Making sure that people with a fiduciary role fully understand what that entails is paramount, and companies should have robust policies and procedures in place to ensure they’re following best practices, which an attorney or registered investment advisor can guide them through.
“What we stress is education, and building this fiduciary legal compliance foundation,” Hall said.
What is a Conflict of Interest?
One goal of the DOL rule was to minimize potential conflicts of interest and incentivize brokers to recommend products and investment strategies that better reflected the best interests of their clients.
For example, under the suitability threshold, an advisor could be debating between two investment products that are similar, but one pays him a higher commission and so he recommends that one because he has something to gain.
Both are “suitable” but one pays more to the advisor. Is that an inherent conflict of interest?
Another scenario is the hefty upfront commission advisors earn when they convince a company to move its plan from custodian to another, which can be 1 percent or more. The retirement plan is often charged an advisor fee of roughly 50 basis points to cover that commission, and companies are seldom aware that their plans are paying such large fees to simply move money to a new asset manager. Is that a conflict of interest?
The answer is complex and nuanced, and it’s often hard to identify things in the gray area that might be problematic.
The DOL fiduciary rule, which was opposed by the U.S. Chamber of Commerce and supported by the AARP and many groups that represent small investors, would have required more disclosure of such situations to the client and perhaps different choices by advisors.
In April, the Securities and Exchange Commission stepped in and proposed a new rule of its own that would require broker-dealers to act in the “best interest” of retail clients on any securities transaction or investment strategy involving securities.
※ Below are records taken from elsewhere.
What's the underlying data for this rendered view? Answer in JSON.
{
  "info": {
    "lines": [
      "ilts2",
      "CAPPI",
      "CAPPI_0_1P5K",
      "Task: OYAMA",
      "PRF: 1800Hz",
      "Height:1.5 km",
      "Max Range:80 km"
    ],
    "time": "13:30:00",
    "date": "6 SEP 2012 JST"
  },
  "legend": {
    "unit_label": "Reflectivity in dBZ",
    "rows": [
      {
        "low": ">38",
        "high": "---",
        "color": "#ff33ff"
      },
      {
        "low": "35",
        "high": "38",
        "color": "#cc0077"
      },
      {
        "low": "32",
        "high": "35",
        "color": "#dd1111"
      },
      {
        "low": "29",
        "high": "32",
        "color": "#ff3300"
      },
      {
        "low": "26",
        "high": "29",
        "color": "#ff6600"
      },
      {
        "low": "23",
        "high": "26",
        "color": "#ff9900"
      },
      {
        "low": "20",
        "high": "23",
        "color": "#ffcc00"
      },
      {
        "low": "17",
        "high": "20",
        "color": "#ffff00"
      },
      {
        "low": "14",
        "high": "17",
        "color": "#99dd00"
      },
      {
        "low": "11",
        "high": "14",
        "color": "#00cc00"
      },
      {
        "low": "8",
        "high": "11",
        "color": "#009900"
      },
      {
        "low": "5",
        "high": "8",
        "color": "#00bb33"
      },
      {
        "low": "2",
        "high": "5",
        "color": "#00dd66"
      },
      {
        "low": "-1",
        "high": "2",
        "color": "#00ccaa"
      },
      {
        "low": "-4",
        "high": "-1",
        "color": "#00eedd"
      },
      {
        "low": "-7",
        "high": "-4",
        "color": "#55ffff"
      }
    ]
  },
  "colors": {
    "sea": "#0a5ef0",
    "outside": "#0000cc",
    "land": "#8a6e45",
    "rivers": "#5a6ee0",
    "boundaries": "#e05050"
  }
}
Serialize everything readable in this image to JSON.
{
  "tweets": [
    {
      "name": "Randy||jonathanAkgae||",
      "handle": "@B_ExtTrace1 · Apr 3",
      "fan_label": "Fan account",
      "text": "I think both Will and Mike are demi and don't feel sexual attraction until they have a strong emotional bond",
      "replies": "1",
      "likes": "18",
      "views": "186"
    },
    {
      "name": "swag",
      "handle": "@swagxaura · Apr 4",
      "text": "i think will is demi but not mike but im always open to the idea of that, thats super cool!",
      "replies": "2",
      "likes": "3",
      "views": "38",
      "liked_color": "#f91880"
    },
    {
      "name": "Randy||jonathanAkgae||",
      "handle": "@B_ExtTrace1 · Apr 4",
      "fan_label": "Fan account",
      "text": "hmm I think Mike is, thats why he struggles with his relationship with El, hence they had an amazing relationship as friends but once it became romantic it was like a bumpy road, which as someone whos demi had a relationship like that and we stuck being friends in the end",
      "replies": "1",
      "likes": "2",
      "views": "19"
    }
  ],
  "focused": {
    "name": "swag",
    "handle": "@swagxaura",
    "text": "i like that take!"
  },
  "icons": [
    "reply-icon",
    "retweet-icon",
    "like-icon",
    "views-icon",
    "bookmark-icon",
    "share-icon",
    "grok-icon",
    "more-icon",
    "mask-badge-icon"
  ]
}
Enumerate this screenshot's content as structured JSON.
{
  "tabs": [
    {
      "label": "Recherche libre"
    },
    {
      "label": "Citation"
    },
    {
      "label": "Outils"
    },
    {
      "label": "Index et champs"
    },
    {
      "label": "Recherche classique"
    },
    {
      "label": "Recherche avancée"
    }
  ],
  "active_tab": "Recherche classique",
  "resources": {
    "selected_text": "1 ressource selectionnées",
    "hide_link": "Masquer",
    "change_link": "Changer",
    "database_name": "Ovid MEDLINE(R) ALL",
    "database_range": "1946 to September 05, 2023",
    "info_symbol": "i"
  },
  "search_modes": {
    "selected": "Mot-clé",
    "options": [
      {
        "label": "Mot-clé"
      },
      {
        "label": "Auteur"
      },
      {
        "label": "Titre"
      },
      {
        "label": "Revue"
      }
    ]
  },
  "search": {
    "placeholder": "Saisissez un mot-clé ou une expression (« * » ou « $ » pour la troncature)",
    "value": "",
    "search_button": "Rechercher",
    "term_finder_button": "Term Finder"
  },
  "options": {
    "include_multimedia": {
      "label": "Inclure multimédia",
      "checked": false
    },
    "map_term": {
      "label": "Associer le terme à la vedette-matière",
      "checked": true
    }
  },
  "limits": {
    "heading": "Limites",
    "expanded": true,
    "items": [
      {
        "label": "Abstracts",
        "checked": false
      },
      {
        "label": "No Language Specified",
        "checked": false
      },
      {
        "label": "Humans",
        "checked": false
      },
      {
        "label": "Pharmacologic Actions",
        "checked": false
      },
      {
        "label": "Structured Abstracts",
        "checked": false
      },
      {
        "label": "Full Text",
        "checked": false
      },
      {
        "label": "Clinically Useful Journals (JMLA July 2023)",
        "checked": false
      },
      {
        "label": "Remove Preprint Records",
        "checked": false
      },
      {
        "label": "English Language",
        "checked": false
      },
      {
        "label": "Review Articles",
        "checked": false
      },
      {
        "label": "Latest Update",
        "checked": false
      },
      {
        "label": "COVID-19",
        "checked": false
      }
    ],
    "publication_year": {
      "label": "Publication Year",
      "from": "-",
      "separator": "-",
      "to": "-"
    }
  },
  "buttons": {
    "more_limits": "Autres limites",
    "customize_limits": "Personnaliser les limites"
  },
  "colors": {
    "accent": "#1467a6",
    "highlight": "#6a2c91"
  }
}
The SEC proposal relies heavily on disclosure of potential financial conflicts of interest, mitigation of conflicts that exist and the exercise of “reasonable diligence, care, skill and prudence” when selling products and conducting transactions to ensure they are in the client’s best interest.
However, as Forbes noted, the SEC proposal doesn’t explicitly define what “best interest” means for brokers.
The commission has the 1,000-page set of proposals open for public comment through August 7.
The strike down of the DOL fiduciary rule is prompting many executives, retirement committee members and others with fiduciary responsibility to take a closer look at their investment advisor ecosystem.
It’s critical to fully understand fiduciary duties and best practices that can mitigate liability risk, and also carefully consider potential conflicts of interest that may exist.
A proposal by the SEC aims to accomplish what the DOL rule was intended to do, which is put greater responsibility on brokers to put the client’s “best interest” above their own interests.